A lot of practices are learning how to manage hackers or malware, but no many have a plan for insider threat management. This means there is no plan for attacks that come from within the company walls. Whether malicious or accidental, insider attacks can leave your practice feeling vulnerable and eager to prevent future incidents. If you read a recent blog by activtrak on 2019 insider threat stats, then you saw the potential damage that insider attacks can have on a company’s operations, brand and bottom line. While costly and disruptive to repair many insider attacks can be prevented with an adequate plan. As we wrap up 2019, we can assess existing insider threat protocol and put together a 2020 plan to increase security, ensure employee training and prevent attacks. In the following sections, we’ve broken down some areas that should be on your 2020 insider threat program checklist.
Employee Workplace Behavior
There’s no one-size-fits-all plan to prevent insider attacks and a practice’s program needs to be designed to match their unique vulnerabilities and risks. The first step is to evaluate the workplace and create a list of positions that pose the greatest risk, i.e. billing, medical records, front desk, etc. A good way to determine these positions of by their roles. What might immediately come to mind due to their involvement with important data—like accountants, IT directors or executive leadership. But don’t skip over patient assistance members, developers, contractors or third-party vendors who might also pose a risk to data due to their lack of training or ability to build their own backdoor access.
Once you’ve built this list of at-risk roles, start surveying the employees to better understand what activities they carry out in their position that may put your data at risk and how their attitude— disgruntled, negligent, etc—may be a red flag. Even well-meaning employees can cause data incidents due to accidental misuse of USB drives, cloud networks or email. Plan for periodic check-ins in 2020 to monitor employee behavior and respond quickly with corrective training.
A critical aspect of insider threat prevention is just knowing who has access to data. Using your list of at-risk roles, start mapping out what information and data your employees touch. Consider company financial data, customer information, credit card details, big announcements, etc. Think about what each role uses in their daily activities and what data they’re regularly asked to share.
The sharing is where problems typically arrive because employees could inadvertently upload data to public clouds, send unprotected links via Slack or email sensitive information. Although well-meaning, these data-sharing activities are risky. For example, a third-party sales vendor might want easy access to a list of previous various patients and their drug information, so they upload customer info to Google Drive only to later realize that what they uploaded included credit card information and was added to a public folder. Prevent these kinds of incidents in 2020, by using your data-access map to limit any data access that isn’t crucial to an employee’s position.
Just leaving a laptop open and unlocked for a quick lunch break could pose a security risk for your data. But if a practice hasn’t trained an employee on HIPAA or the safe use of workplace assets, how were they supposed to know any better? Organizations need internet and computer usage policies to provide guidelines for employees about proper use and to make them aware of their risky behavior.

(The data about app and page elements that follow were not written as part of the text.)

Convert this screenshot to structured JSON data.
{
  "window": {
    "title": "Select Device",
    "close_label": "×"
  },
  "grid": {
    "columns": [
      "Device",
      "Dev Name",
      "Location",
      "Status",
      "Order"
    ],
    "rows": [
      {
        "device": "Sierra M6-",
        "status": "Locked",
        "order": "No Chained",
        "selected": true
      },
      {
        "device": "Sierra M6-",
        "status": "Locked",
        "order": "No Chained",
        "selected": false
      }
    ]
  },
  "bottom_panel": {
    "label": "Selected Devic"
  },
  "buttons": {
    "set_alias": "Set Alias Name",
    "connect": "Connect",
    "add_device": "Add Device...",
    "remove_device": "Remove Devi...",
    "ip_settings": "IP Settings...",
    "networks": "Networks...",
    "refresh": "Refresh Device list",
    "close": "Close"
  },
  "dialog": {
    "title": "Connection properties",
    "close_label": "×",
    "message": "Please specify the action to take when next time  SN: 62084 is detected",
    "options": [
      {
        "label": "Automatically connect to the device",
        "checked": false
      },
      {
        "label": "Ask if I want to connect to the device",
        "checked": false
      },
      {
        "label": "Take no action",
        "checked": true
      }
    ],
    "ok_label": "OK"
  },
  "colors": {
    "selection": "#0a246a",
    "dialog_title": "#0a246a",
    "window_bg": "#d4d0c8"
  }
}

Your practice’s 2020 internet usage policy could include the requirement for employees to access company resources over a virtual private network to prevent spyware. Website blocking software might also be part of your internet usage plan to ensure that no valuable data is accidentally shared.
Computer policy might include requiring employees to use multifactor authentication to log in to computers and to set the authentication to time out after a period of inactivity. You might also install software on employee computers to auto-update antivirus software or to make USB ports inactive. Or perhaps your 2020 computer policy will restrict employees from bringing company computers home or using them on public Wifi networks.
Whatever you include in your 2020 internet and computer usage policies, make sure to have an equally robust training schedule and enforcement plan. Round up your whole team and provide background as to why insider threats are a risk and then go through your policies from top to bottom. And keep in mind that one training session might not be enough, so schedule periodic policy checkups to ensure that you’re all on the same page when it comes to insider threat prevention.
Threat Detection Tools
Due to the rapid pace of changing technology, your existing arsenal of insider threat detection tools might not be adequate. In planning for 2020, build in some flexibility for implementing software that’s different than what you currently use. For example, Data Loss Prevention (DLP) software has been the go-to for insider threat management, but it could be ready for replacement. With the growing popularity of remote work, the appearance of cloud-based platforms, and bring-your-own-device programs, DLPs are no longer sustainable solutions due to their inability to provide user behavior insight.
As the risk of insider threats increases with new technologies and ever-changing work environments, prevention and detection are critical for practice security. Analyzing your organization’s current security protocols, workplace behavior and existing software solutions will help you detect vulnerabilities and risks. In developing your 2020 insider threat plan, take a thorough look at how your company operates and build in flexibility such that your plan can adapt and change.